• _WHAT YOU ARE ASKED TO DO_
Across the following data, state how many lines include the word "chevron". Provide the number alone.

(Beginning of GIVEN RECORDS)

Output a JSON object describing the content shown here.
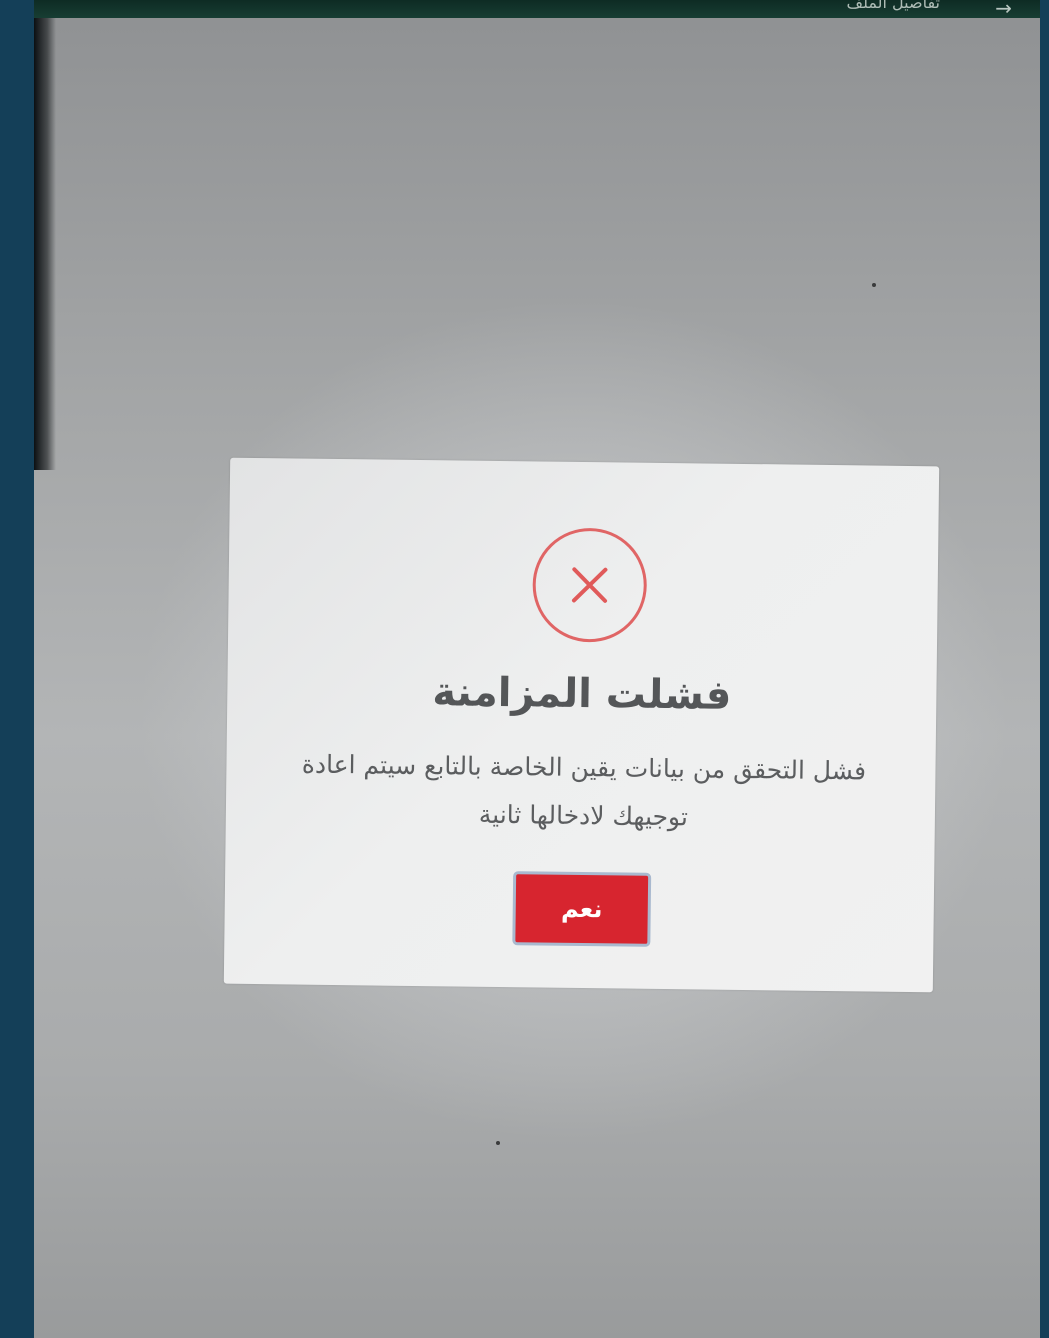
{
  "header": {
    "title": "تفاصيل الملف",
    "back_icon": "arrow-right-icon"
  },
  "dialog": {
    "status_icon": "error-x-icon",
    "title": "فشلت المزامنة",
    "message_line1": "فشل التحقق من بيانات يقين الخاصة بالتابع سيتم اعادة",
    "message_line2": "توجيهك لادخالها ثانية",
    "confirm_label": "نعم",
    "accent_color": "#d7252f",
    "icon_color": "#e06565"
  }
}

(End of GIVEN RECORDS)
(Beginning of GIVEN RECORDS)

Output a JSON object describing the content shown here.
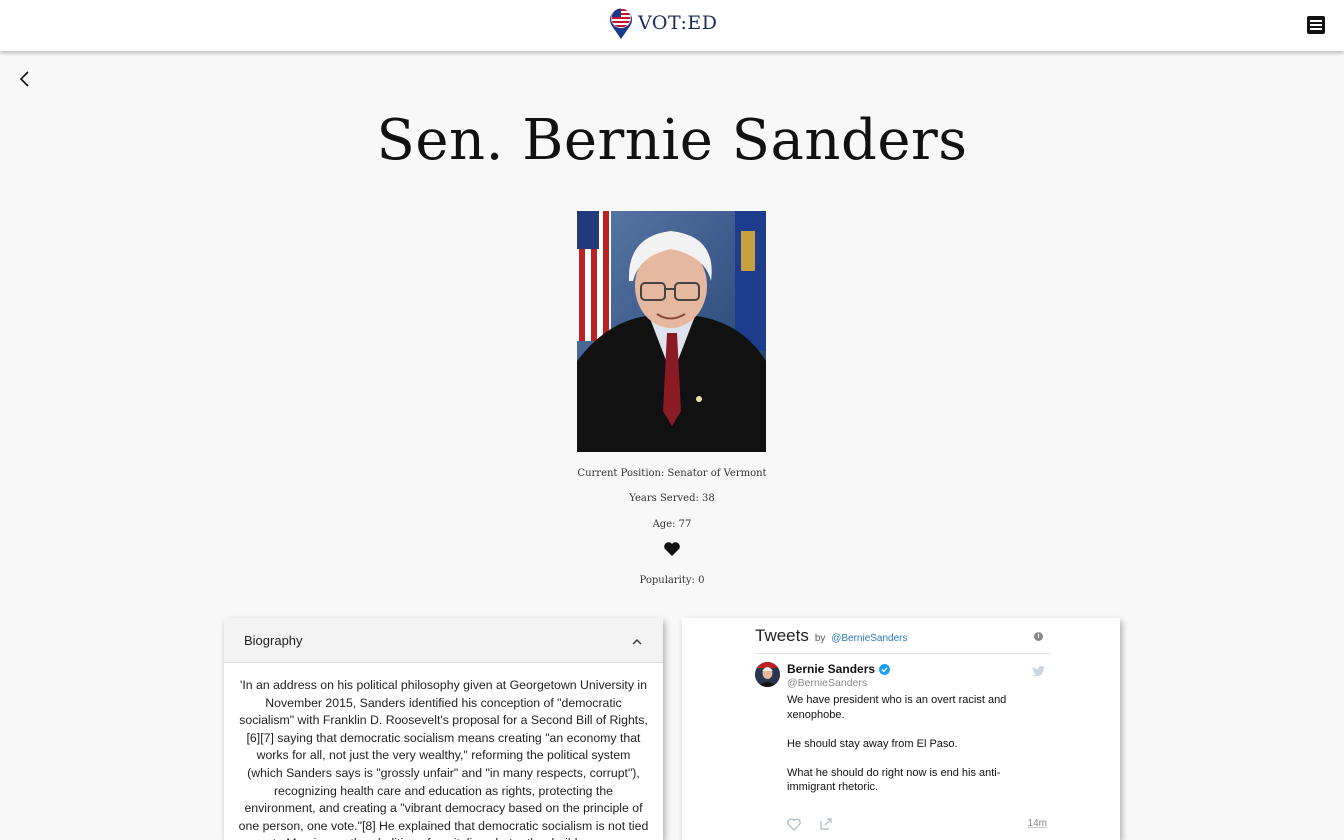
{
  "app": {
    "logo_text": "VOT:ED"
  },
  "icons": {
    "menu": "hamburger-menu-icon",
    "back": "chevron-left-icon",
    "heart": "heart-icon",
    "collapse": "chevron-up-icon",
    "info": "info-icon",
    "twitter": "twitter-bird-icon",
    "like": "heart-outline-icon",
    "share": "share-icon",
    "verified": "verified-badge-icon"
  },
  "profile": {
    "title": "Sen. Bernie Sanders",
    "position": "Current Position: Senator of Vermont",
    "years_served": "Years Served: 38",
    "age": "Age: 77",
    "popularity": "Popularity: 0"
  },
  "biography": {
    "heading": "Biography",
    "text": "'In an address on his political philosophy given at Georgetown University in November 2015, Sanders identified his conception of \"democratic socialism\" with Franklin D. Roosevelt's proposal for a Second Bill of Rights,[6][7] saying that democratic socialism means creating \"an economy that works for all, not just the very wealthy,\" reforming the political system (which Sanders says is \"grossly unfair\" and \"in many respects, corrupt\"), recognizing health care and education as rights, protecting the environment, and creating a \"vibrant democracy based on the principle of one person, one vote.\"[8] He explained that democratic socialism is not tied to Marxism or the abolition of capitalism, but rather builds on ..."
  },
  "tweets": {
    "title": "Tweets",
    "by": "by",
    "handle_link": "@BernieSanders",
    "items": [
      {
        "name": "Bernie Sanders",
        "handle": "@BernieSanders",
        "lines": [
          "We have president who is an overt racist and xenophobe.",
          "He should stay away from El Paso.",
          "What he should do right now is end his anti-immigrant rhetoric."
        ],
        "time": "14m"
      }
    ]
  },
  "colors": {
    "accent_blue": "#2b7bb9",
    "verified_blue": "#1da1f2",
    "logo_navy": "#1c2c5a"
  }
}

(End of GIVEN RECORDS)

• _ANSWER TO THIS PROBLEM_
2